_Work to be completed_. Say how many lines below hold the word "JSON"; give the number by itself.

_Data for review_.
___

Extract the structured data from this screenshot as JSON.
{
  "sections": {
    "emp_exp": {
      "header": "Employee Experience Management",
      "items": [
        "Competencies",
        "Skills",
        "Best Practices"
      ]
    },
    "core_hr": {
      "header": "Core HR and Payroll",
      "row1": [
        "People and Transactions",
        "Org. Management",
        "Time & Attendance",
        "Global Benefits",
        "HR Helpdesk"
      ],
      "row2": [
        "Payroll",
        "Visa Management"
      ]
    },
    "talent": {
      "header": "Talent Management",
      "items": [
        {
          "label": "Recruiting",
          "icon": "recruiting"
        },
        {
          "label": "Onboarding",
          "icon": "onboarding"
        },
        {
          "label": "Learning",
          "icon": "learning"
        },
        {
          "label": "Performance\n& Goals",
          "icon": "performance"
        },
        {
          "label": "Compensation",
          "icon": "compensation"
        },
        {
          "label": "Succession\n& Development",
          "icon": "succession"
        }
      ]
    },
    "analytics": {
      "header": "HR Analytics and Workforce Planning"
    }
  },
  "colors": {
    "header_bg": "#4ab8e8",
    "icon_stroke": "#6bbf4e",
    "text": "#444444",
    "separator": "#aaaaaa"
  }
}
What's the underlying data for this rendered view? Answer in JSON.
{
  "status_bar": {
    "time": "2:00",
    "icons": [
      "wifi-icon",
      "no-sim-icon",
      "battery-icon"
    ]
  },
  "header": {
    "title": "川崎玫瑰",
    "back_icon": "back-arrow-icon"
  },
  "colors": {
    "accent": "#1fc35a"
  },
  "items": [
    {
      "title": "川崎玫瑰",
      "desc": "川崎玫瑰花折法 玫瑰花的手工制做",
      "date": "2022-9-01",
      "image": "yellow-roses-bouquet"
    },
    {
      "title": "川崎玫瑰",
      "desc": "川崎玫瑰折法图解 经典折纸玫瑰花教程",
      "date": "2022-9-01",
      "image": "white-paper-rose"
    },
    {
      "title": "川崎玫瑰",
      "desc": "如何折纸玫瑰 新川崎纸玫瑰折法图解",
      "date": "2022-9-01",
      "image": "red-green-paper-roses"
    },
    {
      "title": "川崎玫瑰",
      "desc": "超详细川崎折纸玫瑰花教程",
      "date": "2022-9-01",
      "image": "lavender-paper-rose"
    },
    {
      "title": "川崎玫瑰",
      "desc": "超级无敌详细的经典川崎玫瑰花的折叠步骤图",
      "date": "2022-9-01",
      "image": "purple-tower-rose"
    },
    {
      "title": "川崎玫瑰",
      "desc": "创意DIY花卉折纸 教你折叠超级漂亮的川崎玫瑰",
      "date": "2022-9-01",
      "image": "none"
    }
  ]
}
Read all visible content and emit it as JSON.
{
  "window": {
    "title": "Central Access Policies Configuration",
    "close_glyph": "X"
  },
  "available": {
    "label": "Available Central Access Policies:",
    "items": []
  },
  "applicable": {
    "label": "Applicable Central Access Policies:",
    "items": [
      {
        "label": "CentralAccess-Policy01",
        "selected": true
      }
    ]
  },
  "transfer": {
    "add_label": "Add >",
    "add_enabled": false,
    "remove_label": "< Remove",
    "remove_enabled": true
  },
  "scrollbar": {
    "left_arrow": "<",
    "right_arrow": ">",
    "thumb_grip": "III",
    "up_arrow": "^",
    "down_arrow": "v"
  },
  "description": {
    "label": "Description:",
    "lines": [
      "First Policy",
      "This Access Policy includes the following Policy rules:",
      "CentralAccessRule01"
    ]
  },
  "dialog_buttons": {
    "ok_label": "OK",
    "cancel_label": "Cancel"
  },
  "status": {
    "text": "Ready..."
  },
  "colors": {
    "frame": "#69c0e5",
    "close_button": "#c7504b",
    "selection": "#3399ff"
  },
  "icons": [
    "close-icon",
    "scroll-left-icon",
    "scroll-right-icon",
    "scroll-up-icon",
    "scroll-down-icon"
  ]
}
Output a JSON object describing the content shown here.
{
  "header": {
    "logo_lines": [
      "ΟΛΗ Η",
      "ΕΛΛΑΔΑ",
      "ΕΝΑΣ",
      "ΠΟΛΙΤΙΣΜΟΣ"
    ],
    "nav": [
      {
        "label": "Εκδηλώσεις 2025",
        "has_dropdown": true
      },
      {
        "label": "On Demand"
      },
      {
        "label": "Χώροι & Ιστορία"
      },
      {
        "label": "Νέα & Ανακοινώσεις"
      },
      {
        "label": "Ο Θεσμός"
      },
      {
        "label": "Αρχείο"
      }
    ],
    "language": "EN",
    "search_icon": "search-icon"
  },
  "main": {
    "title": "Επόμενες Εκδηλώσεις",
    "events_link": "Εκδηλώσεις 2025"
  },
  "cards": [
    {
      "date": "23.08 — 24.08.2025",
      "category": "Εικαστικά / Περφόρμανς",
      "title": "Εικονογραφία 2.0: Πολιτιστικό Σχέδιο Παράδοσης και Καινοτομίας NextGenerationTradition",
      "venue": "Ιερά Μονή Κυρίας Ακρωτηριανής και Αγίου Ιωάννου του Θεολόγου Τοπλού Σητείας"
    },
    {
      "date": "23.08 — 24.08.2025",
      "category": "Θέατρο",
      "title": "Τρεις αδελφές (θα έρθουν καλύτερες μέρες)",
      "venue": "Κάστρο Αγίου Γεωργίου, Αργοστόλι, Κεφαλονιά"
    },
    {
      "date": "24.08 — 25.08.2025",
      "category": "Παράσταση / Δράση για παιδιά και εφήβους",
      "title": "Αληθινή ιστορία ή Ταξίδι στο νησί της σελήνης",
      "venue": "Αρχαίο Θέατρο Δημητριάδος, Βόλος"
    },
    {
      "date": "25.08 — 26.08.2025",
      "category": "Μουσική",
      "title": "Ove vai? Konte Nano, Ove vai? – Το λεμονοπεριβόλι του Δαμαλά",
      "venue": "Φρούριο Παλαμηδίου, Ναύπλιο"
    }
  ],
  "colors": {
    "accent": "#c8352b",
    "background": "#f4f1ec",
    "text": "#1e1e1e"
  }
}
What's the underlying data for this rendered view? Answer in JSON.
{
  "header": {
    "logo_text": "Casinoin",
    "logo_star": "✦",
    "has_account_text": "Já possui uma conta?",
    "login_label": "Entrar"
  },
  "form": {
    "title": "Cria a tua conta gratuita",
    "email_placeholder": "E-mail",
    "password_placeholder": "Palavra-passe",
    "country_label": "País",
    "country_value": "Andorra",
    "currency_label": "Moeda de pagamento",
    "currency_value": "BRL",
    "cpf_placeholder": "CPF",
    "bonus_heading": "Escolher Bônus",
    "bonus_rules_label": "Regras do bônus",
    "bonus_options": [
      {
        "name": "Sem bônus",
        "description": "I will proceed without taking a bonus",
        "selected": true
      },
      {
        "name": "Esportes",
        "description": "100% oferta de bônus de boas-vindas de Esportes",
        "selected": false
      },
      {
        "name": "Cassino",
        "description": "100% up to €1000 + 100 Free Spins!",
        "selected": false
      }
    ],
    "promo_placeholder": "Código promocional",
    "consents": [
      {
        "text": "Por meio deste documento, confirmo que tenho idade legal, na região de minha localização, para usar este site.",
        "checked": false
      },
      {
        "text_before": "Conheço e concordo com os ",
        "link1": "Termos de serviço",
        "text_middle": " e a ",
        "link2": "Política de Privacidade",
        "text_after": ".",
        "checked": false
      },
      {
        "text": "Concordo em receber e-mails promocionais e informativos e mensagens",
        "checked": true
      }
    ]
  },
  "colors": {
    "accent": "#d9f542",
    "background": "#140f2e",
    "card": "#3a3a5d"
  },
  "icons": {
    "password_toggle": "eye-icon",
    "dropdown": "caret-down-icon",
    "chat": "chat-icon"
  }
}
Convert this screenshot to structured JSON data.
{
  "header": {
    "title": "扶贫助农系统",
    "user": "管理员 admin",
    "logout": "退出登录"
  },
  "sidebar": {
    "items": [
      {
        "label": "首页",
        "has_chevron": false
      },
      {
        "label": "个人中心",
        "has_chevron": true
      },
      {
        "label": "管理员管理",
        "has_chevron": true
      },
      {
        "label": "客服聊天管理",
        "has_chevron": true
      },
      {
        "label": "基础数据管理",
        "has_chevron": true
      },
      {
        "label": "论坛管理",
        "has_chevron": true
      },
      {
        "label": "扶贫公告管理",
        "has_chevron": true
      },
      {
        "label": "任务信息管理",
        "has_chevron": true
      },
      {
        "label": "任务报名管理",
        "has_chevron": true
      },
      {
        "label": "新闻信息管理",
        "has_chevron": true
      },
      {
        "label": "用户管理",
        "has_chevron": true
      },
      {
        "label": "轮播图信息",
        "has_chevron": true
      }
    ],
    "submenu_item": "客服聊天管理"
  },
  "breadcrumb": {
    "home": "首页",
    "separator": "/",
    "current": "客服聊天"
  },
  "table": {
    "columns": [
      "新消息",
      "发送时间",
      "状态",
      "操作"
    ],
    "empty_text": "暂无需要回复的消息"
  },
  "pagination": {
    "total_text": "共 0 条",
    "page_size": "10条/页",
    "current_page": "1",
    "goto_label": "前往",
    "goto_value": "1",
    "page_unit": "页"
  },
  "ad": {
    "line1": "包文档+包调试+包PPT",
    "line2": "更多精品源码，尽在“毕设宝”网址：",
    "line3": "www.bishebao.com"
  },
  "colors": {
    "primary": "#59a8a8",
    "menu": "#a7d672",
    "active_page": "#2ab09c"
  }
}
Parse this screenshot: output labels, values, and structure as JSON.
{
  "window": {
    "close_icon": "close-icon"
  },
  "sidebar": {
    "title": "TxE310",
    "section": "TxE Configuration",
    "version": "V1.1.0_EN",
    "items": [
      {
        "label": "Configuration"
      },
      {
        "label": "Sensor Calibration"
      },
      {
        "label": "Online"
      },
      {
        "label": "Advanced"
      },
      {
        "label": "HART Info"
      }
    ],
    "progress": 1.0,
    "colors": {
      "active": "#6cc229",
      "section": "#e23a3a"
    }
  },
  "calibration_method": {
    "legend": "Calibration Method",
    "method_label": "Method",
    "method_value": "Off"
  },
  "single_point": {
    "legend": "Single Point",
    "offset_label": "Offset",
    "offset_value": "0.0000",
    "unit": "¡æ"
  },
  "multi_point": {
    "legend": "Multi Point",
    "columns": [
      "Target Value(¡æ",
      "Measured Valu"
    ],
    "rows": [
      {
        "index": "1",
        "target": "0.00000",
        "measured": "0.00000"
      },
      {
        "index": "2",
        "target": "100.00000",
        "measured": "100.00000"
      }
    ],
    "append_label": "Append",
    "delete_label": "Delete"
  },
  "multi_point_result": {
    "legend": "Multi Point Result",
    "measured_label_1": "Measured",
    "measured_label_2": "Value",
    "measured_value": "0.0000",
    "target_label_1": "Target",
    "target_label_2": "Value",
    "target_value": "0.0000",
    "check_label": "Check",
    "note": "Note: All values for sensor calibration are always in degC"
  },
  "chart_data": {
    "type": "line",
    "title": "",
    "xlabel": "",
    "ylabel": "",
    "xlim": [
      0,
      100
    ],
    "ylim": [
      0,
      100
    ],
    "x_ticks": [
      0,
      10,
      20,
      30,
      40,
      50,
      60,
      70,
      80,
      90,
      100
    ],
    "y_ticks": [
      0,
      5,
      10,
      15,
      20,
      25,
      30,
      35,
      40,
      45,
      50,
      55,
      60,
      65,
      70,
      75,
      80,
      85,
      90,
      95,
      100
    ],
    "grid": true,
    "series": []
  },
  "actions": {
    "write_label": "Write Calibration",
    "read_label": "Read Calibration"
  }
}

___

_Written response_. 7